Climate crisis magazines
The threat posed by climate crisis has been brought into stark focus by a series of scientific warnings this year, alongside ever-increasing examples of extreme weather across the world.
It’s a subject that can seem so vast that it’s easier to ignore than engage with it—what can we as individuals do? The following five magazines each offer useful insight into various aspects of climate change, as well as being great sources for learning about the subject. They also demonstrate how magazines can develop their own voice and distinct approach to same subject.
It’s Freezing in LA!
UK, seven issues to date
The most immediately accessible magazine here, IFLA! shares inspirational stories with a fast-moving and approachable graphic style; its layouts reflect the magazine’s can-do attitude with a guidebook-like language. As well as detailed looks at subjects such as the environmental effect of rebuilding versus rennovating city living space, issue seven also reports on the risks and benefits of online environmental activism as well as applying a new filter to the traditonal world of indie guitar music.
Key story: a report from Zimbabwe about the clash between the desire to shift to a more sustainable approach to agriculture and the unavoidable weather effects of climate change.
Where the Leaves Fall
UK, seven issues to date
Exploring the connection between humankind and nature, WtLF is the most peoplecentric mag in this set. Most stories involve an interview or dialogue with a person whose day-to-day role is centred around encouraging change. And those featured come from across the world, sharing examples of local cultures and how they regard the link between us and our planet.
Key story: Tamara Dean’s series of photographs of humans immersed in nature perfectly represent the magazine’s remit.
US, two issues to date
A bookish annual magazine backed up with regular online stories, Emergence fleshes out the meaning of humankind’s relationship with our environment. Leaving others to cover the effects and solutions of climate change, it carries philosophical essays about the end of the world and histories of indigenous languages, as well examples of successful symbiotic relationships between humans and nature, such as the coppicing and pollarding of trees. Lushly produced, this is a magazine of spirituality, drawing on multiple traditions to remind we humans of our place in history.
Key story: a literary history of the environmental movement, reminding us of the origins of Earth Day (launched in 1970).
Luxembourg, three issues to date
The most indepth magazine of these five, Icarus Complex takes on the big subjects with longform reports. The current issue three is built around the theme of Loss and includes the dessertification of Europe, the Lithium gold rush and carbon capture.
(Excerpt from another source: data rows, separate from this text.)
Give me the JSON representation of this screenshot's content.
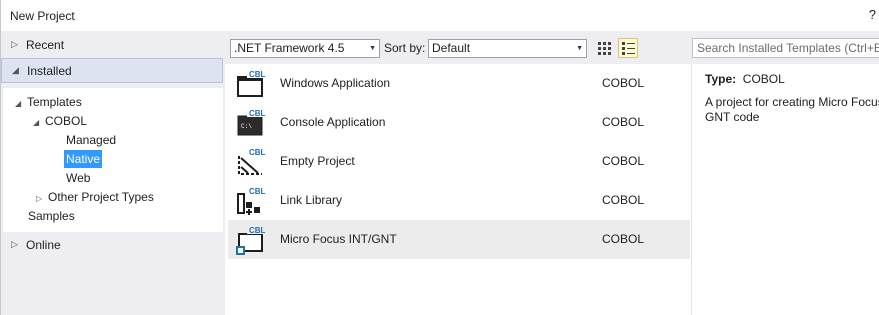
{
  "window": {
    "title": "New Project",
    "help": "?"
  },
  "nav": {
    "recent": "Recent",
    "installed": "Installed",
    "online": "Online",
    "tree": {
      "templates": "Templates",
      "cobol": "COBOL",
      "managed": "Managed",
      "native": "Native",
      "web": "Web",
      "other": "Other Project Types",
      "samples": "Samples"
    }
  },
  "toolbar": {
    "framework": ".NET Framework 4.5",
    "sort_label": "Sort by:",
    "sort_value": "Default",
    "search_placeholder": "Search Installed Templates (Ctrl+E)"
  },
  "templates": [
    {
      "name": "Windows Application",
      "lang": "COBOL",
      "icon": "windows-application-icon",
      "badge": "CBL"
    },
    {
      "name": "Console Application",
      "lang": "COBOL",
      "icon": "console-application-icon",
      "badge": "CBL"
    },
    {
      "name": "Empty Project",
      "lang": "COBOL",
      "icon": "empty-project-icon",
      "badge": "CBL"
    },
    {
      "name": "Link Library",
      "lang": "COBOL",
      "icon": "link-library-icon",
      "badge": "CBL"
    },
    {
      "name": "Micro Focus INT/GNT",
      "lang": "COBOL",
      "icon": "int-gnt-icon",
      "badge": "CBL",
      "selected": true
    }
  ],
  "description": {
    "type_label": "Type:",
    "type_value": "COBOL",
    "text": "A project for creating Micro Focus INT/\nGNT code"
  },
  "colors": {
    "selection": "#3399ff",
    "pane": "#eeeef2",
    "selected_row": "#ececec"
  }
}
It refuses to oversimplify, often linking issues together and debunking easy solutions as it focuses on how business and the environment are collaborating/might collaborate. There’s also always space for the relative reflection that art can offer.
Key story: a moving series of photographs from Iran showing how the drying up of Lake Urmia has changed lives as well as the environment.
US, one issue to date
We’ve seen a few fashion mags focus on environmentalism but all have struggled with the obvious paradox of the fashion imperative to sell more each season. This new mag deals with this by featuring only vintage clothes. ‘It’s not inherently about discarding consumerism, it’s about celebrating longevity…’ is how it introduces itself. Produced to fashion-world standards, Display Copy is carefully styled and richly photographic, confounding expectations of how vintage clothes might appear. Its mix of clothes and accessories—over 100 brands are represented in its pages—suits today’s pluralist mix-and-match era.
Key story: De(ni)mocracy, a shoot about jeans and their timeless adaptability.